Great Britain, 1867. J. W.
Butler and E. Edwards, patent an aeroplane probably based on
some recollection of their school-boy days, when they threw
paper arrows in class. The stability of these Iittle
projectiles is quite good fore-and-aft, because the
supporting surfaces increase in area while the intensity of
the pressures diminish toward the rear, but the power
required is great, and there is probably no aviating merit
in this form.
Butler and Edwards' Delta
planform jet of 1867
The form here shown
above is the simplest, the top planes being set at a slight
dihedral angle, in order to procure lateral stability.
Butler and Edwards' dual
Delta planform jet of 1867
Butler and Edwards also
proposed to combine the planform in a variety of ways,
superposing the sustaining planes, or (fig. 2), placing two
machines side by side, or both, and bracing between by
The motive power was to be
placed in a car, forward of the centre of figure, and
capable of being moved forward and back, so as to shift the
centre of gravity to correspond with the centre of pressure
at varying angles of flight.
The power was to consist
in jets of steam issuing against the air in the rear; but,
suspecting that this would be enormously wasteful, the
patentees reserved the right of using screw propellers,

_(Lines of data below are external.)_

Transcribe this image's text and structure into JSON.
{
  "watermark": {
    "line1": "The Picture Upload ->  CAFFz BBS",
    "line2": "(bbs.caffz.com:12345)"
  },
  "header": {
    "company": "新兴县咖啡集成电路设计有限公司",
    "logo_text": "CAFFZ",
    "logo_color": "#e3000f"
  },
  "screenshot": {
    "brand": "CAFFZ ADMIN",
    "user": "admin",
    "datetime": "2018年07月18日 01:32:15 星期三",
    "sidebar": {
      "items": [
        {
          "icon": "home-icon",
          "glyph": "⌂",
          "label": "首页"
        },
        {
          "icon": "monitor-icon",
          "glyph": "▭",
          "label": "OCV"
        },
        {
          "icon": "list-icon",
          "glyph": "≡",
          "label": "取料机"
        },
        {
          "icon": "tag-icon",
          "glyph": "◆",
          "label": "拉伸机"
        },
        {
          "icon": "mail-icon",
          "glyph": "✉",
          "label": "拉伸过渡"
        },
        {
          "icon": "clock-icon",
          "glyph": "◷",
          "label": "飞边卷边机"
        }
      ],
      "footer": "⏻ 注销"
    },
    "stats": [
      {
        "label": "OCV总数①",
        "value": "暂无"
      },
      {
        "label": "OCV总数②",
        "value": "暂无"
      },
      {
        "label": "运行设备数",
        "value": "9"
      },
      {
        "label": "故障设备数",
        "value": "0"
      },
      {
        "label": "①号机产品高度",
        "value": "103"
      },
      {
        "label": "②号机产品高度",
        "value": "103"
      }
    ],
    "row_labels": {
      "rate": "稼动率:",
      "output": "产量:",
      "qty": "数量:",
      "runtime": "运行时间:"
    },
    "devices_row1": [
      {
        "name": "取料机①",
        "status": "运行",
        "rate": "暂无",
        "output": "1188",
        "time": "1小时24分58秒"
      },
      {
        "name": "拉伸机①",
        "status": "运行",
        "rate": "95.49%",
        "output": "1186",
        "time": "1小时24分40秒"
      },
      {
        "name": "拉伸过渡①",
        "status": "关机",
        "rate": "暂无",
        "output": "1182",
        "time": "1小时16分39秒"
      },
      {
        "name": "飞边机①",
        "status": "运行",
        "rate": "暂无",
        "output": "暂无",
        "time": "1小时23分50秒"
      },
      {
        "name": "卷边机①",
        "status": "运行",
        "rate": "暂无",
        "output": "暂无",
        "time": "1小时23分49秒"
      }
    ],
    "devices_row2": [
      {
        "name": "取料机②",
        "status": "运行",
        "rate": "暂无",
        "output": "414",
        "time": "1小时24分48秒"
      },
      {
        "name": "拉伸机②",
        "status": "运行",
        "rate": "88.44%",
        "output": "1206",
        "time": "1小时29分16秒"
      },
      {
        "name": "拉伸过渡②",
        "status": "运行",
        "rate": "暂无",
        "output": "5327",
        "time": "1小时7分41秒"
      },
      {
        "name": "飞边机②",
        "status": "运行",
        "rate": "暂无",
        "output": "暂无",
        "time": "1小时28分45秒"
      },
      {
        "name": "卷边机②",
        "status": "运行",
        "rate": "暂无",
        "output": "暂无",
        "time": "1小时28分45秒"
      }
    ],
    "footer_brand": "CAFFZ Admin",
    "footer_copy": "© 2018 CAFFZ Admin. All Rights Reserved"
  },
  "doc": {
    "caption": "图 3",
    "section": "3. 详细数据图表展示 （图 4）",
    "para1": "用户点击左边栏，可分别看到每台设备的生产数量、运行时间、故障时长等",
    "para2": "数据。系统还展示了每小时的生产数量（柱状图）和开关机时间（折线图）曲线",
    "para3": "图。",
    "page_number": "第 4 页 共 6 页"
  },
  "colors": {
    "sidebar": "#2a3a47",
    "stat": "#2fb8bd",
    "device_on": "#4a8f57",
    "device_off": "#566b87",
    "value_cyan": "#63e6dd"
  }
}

driven either by the reaction of jets of steam issuing from
curved arms (Hero's aeolipile) or by an ordinary
steam-engine, in which case the steam was to be exhausted
and condensed back into water, in cells formed by doubling
the surfaces of the planes and thus providing hollow spaces.